Data records for software interfaces
····················

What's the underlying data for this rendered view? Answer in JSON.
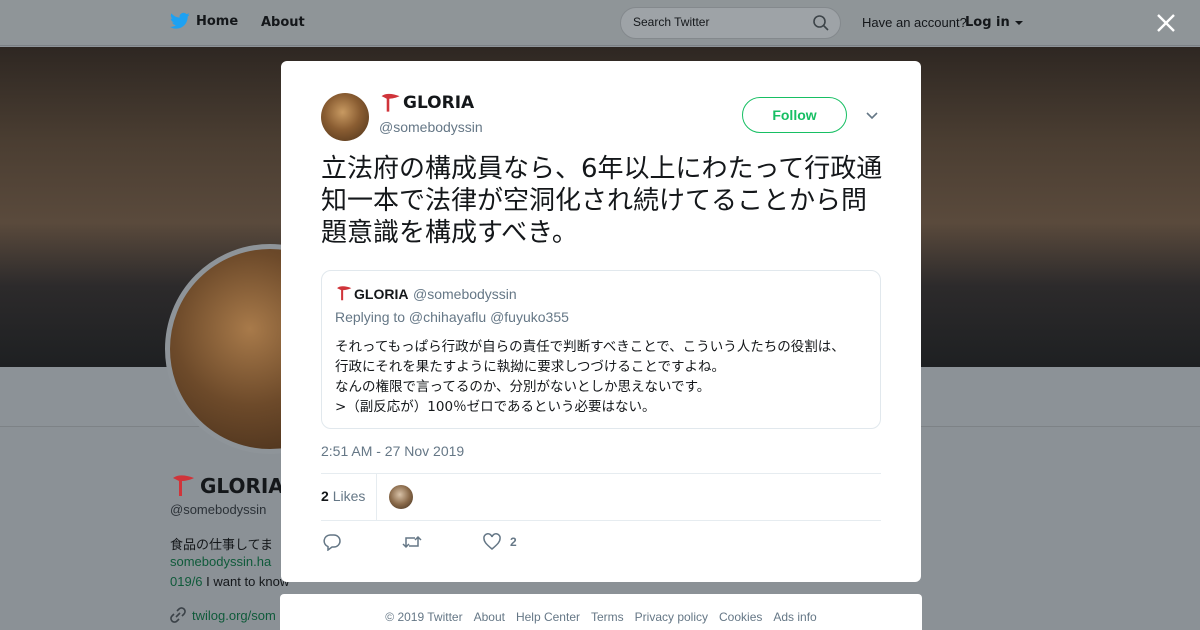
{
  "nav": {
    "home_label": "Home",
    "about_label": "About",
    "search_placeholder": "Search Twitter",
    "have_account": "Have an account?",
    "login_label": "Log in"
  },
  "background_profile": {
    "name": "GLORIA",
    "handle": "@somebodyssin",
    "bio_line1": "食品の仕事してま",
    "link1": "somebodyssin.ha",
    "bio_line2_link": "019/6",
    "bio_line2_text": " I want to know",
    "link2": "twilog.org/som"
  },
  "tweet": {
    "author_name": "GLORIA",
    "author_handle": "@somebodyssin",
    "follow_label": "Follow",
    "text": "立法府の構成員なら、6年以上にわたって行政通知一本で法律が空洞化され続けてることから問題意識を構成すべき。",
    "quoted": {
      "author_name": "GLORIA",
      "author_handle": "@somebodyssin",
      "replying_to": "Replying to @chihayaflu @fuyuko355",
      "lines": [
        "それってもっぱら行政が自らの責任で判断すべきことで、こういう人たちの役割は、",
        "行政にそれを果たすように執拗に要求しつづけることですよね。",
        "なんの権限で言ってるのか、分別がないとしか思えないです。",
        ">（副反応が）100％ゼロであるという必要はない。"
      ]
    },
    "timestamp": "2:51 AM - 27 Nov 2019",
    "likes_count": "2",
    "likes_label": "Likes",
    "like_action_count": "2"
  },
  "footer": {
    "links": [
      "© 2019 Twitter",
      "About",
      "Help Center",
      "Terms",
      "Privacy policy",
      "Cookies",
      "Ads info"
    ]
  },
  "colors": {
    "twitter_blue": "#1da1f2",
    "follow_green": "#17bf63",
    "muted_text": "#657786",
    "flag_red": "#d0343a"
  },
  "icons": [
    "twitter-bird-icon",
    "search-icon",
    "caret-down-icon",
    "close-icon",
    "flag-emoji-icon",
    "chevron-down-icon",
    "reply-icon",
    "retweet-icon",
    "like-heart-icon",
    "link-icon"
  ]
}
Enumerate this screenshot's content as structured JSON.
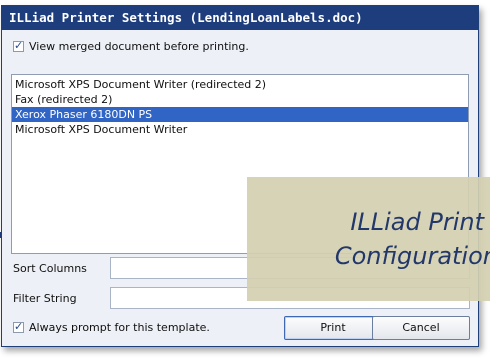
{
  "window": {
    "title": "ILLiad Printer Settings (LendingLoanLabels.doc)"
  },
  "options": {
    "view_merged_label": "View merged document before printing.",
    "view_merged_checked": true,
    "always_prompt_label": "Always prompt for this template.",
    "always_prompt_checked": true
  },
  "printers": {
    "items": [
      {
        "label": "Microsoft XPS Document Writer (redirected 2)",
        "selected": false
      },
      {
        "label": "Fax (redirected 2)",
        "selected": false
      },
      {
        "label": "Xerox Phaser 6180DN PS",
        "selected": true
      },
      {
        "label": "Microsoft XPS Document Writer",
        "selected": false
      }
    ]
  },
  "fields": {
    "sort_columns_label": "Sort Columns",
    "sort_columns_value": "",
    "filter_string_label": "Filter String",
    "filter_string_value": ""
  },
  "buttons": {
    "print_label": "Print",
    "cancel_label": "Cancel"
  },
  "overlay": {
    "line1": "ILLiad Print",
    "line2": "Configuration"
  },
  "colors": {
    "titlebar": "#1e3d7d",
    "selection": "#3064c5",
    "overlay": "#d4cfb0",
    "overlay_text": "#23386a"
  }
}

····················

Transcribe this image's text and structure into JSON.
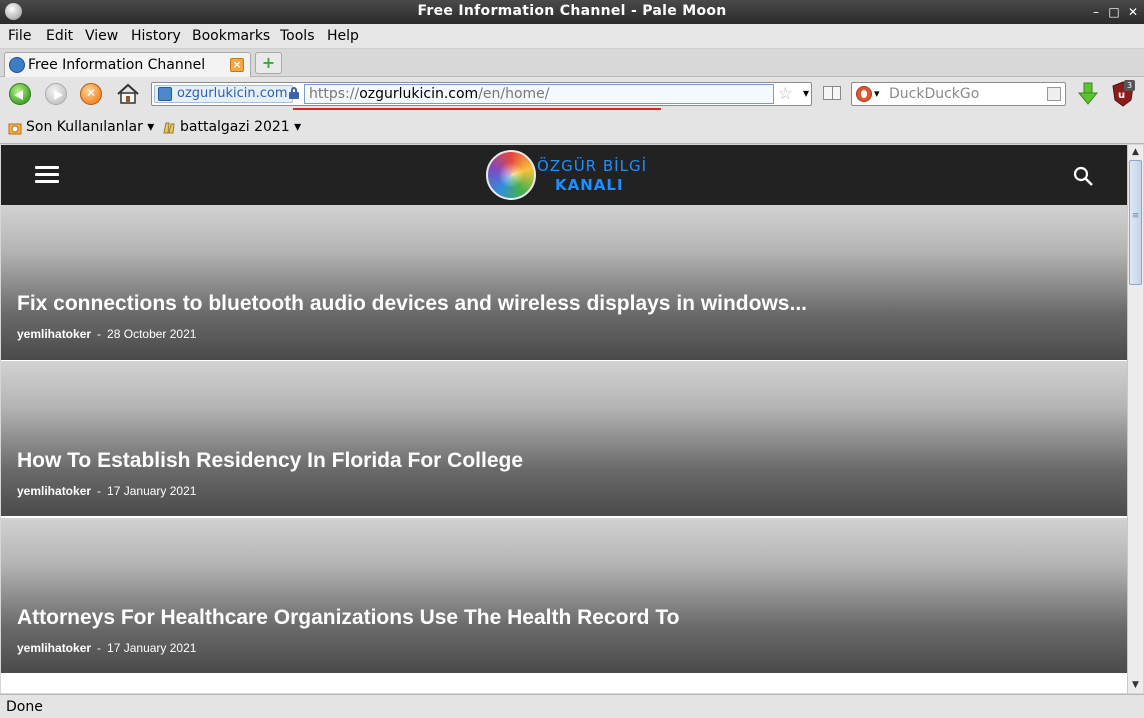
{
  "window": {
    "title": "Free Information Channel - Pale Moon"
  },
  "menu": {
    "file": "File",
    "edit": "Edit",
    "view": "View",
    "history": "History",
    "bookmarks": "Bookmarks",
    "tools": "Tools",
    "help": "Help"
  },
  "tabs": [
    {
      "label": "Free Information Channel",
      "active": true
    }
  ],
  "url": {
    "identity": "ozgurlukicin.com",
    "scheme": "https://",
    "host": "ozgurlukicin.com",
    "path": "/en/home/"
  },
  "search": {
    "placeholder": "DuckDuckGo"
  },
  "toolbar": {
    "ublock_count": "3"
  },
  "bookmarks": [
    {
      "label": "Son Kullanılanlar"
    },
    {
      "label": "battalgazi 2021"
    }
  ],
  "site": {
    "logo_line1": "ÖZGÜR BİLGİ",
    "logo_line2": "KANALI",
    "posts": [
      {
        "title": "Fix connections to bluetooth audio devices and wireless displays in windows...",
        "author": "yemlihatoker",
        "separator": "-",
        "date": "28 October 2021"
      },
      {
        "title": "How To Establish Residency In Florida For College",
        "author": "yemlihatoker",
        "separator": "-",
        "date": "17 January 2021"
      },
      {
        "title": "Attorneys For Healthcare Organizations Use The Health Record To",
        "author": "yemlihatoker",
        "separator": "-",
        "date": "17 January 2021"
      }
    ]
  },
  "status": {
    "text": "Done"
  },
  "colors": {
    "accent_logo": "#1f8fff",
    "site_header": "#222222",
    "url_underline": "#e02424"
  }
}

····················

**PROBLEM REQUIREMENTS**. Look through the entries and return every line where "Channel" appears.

**RESPONSE BELOW**.
    "title": "Free Information Channel - Pale Moon"
      "label": "Free Information Channel",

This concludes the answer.